Axiron can cause serious side effects. If you already have enlargement of your prostate gland, your signs and symptoms can get worse while using Axiron. There is a possible increased risk of prostate cancer. Your healthcare provider should check for prostate cancer or any other prostate problems before you start and while you use Axiron. In large doses Axiron may lower your sperm count. You may experience swelling of your ankles, feet or body, enlarged or painful breasts, problems breathing while you sleep (sleep apnea) or blood clots in the legs (which could include pain, swelling or redness). Stop using Axiron and call your healthcare provider right away if you have any of the serious side effects listed above.
The most common adverse reactions were skin redness or irritation where Axiron is applied, increased red blood cell count, headache, diarrhea, vomiting and increase in blood level of Prostate Specific Antigen (a test used to screen for prostate cancer). Other side effects include more erections than are normal for you or erections that last a long time.
Axiron is flammable until dry. Let Axiron dry before smoking or going near an open flame.
For additional safety information, please see the medication guide at http://pi.lilly.com/us/axiron-medguide.pdf or full Prescribing Information, including Boxed Warning, at http://pi.lilly.com/us/axiron-pi.pdf.
About the Acrux and Eli Lilly and Company Partnership

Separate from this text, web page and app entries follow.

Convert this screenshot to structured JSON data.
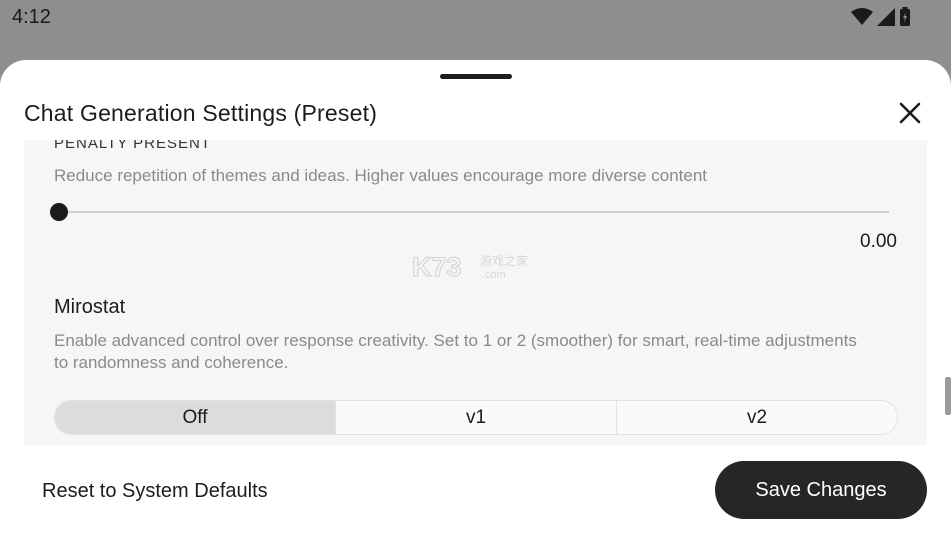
{
  "status_bar": {
    "time": "4:12",
    "icons": [
      "wifi-icon",
      "signal-icon",
      "battery-icon"
    ]
  },
  "sheet": {
    "title": "Chat Generation Settings (Preset)",
    "close_icon": "close-icon"
  },
  "penalty_present": {
    "label": "PENALTY PRESENT",
    "description": "Reduce repetition of themes and ideas. Higher values encourage more diverse content",
    "value_text": "0.00",
    "slider_fraction": 0.0
  },
  "mirostat": {
    "title": "Mirostat",
    "description": "Enable advanced control over response creativity. Set to 1 or 2 (smoother) for smart, real-time adjustments to randomness and coherence.",
    "options": [
      "Off",
      "v1",
      "v2"
    ],
    "selected": "Off"
  },
  "watermark": {
    "text": "K73",
    "sub_text": "游戏之家",
    "domain_text": ".com"
  },
  "footer": {
    "reset_label": "Reset to System Defaults",
    "save_label": "Save Changes"
  },
  "colors": {
    "scrim": "#8e8e8e",
    "sheet_bg": "#ffffff",
    "panel_bg": "#f6f6f6",
    "primary_button": "#262626",
    "selected_segment": "#dcdcdc"
  }
}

Upon FDA approval, Lilly received exclusive worldwide rights to commercialize Axiron. In exchange for these rights, Acrux receives an upfront payment of $50 million plus $3 million on the transfer of manufacturing assets. Acrux is further eligible for $87 million upon the issuance of marketing authorization by the FDA and up to $195 million in potential commercialization milestones, as well as royalty payments on future global sales if Axiron is successfully commercialized. (All financial terms are denominated in U.S. dollars).

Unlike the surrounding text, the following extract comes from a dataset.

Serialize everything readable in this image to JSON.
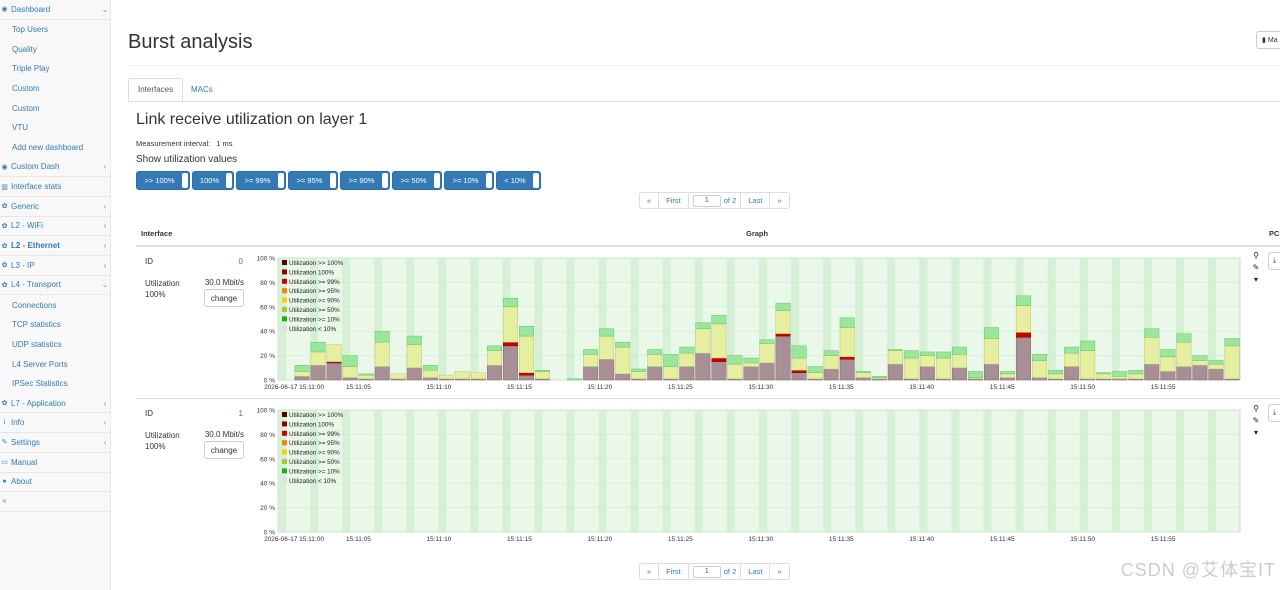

Acrux is an Australian drug delivery company, developing and commercializing a range of patented pharmaceutical products for global markets, using its innovative technology to administer drugs through the skin. Additional information about Acrux is available at www.acrux.com.au.

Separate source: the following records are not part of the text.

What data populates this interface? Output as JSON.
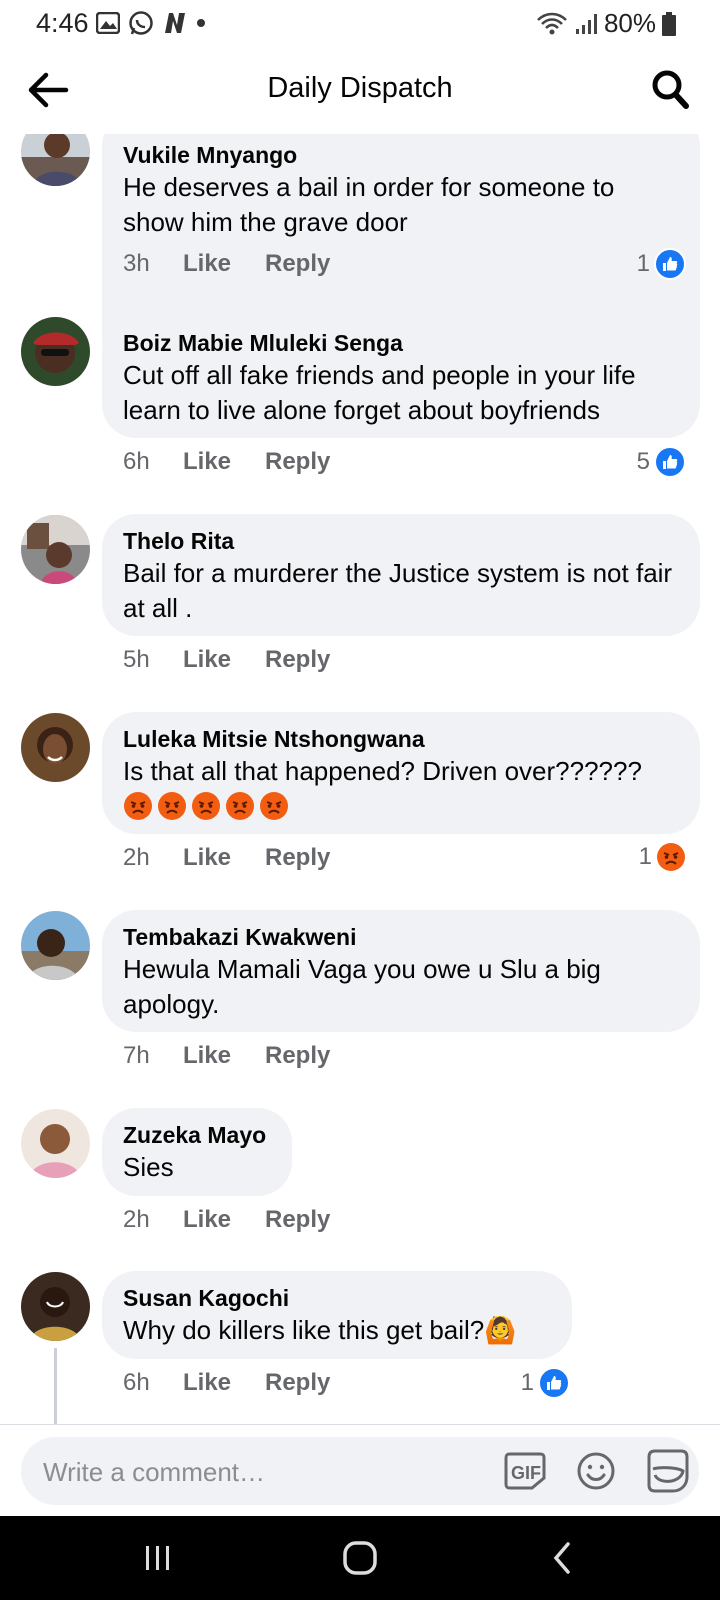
{
  "status_bar": {
    "time": "4:46",
    "battery": "80%",
    "left_icons": [
      "gallery-icon",
      "whatsapp-icon",
      "n-app-icon",
      "dot-icon"
    ],
    "right_icons": [
      "wifi-icon",
      "signal-icon",
      "battery-icon"
    ]
  },
  "header": {
    "title": "Daily Dispatch",
    "back_icon": "back-arrow-icon",
    "search_icon": "search-icon"
  },
  "actions": {
    "like_label": "Like",
    "reply_label": "Reply"
  },
  "comments": [
    {
      "author": "Vukile Mnyango",
      "text": "He deserves a bail in order for someone to show him the grave door",
      "time": "3h",
      "reaction_count": "1",
      "reaction": "like"
    },
    {
      "author": "Boiz Mabie Mluleki Senga",
      "text": "Cut off all fake friends and people in your life learn to live alone forget about boyfriends",
      "time": "6h",
      "reaction_count": "5",
      "reaction": "like"
    },
    {
      "author": "Thelo Rita",
      "text": "Bail for a murderer the Justice system is not fair at all .",
      "time": "5h",
      "reaction_count": "",
      "reaction": ""
    },
    {
      "author": "Luleka Mitsie Ntshongwana",
      "text": "Is that all that happened? Driven over??????",
      "emoji_count": 5,
      "emoji": "angry-face",
      "time": "2h",
      "reaction_count": "1",
      "reaction": "angry"
    },
    {
      "author": "Tembakazi Kwakweni",
      "text": "Hewula Mamali Vaga you owe u Slu a big apology.",
      "time": "7h",
      "reaction_count": "",
      "reaction": ""
    },
    {
      "author": "Zuzeka Mayo",
      "text": "Sies",
      "time": "2h",
      "reaction_count": "",
      "reaction": ""
    },
    {
      "author": "Susan Kagochi",
      "text": "Why do killers like this get bail?🙆",
      "time": "6h",
      "reaction_count": "1",
      "reaction": "like"
    }
  ],
  "composer": {
    "placeholder": "Write a comment…",
    "gif_label": "GIF",
    "emoji_icon": "smiley-icon",
    "sticker_icon": "sticker-icon"
  },
  "nav_bar": {
    "icons": [
      "recent-apps-icon",
      "home-icon",
      "back-icon"
    ]
  },
  "colors": {
    "bubble": "#f0f2f5",
    "like_blue": "#1877f2",
    "secondary_text": "#65676b",
    "angry": "#f25d12"
  }
}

About Eli Lilly and Company
Lilly, a leading innovation-driven corporation, is developing a growing portfolio of pharmaceutical products by applying the latest research from its own worldwide laboratories and from collaborations with eminent scientific organizations. Headquartered in Indianapolis, Ind., Lilly provides answers – through medicines and information – for some of the world's most urgent medical needs. Additional information about Lilly is available at www.lilly.com.
This press release contains forward-looking statements about the potential of Axiron for replacement therapy in men for certain conditions associated with a deficiency or absence of testosterone, and reflects Lilly's current beliefs. Safety and efficacy of Axiron in males younger than 18 years of age have not been established. However, as with any pharmaceutical product, there are substantial risks and uncertainties in the process of development and commercialization. There is no guarantee that the product will prove to be commercially successful. For further discussion of these and other risks and uncertainties, see Lilly's Form 10-K dated February 2010 and Form 10-Q dated October 2010 filed with the U.S. Securities and Exchange Commission. Lilly undertakes no duty to update forward-looking statements.
Mulligan, T., Frick, M., Zuraw, Q., Stemhagen, A. and McWhirter, C. Prevalence of Hypogonadism in Males Aged at Least 45 Years; The HIM Study. International Journal of Clinical Practice. Available at http://www.ncbi.nlm.nih.gov/pmc/articles/PMC1569444/. Last accessed on November 14, 2010.
Axiron Prescribing Information. Last accessed on November 23, 2010.
Winters, S. Current Status of Testosterone Replacement in Men. Archives of Family Medicine. 1999;8:257-263. Available at http://archfami.ama-assn.org/cgi/content/full/8/3/257. Last accessed on November 14, 2010.
SOURCE Eli Lilly and Company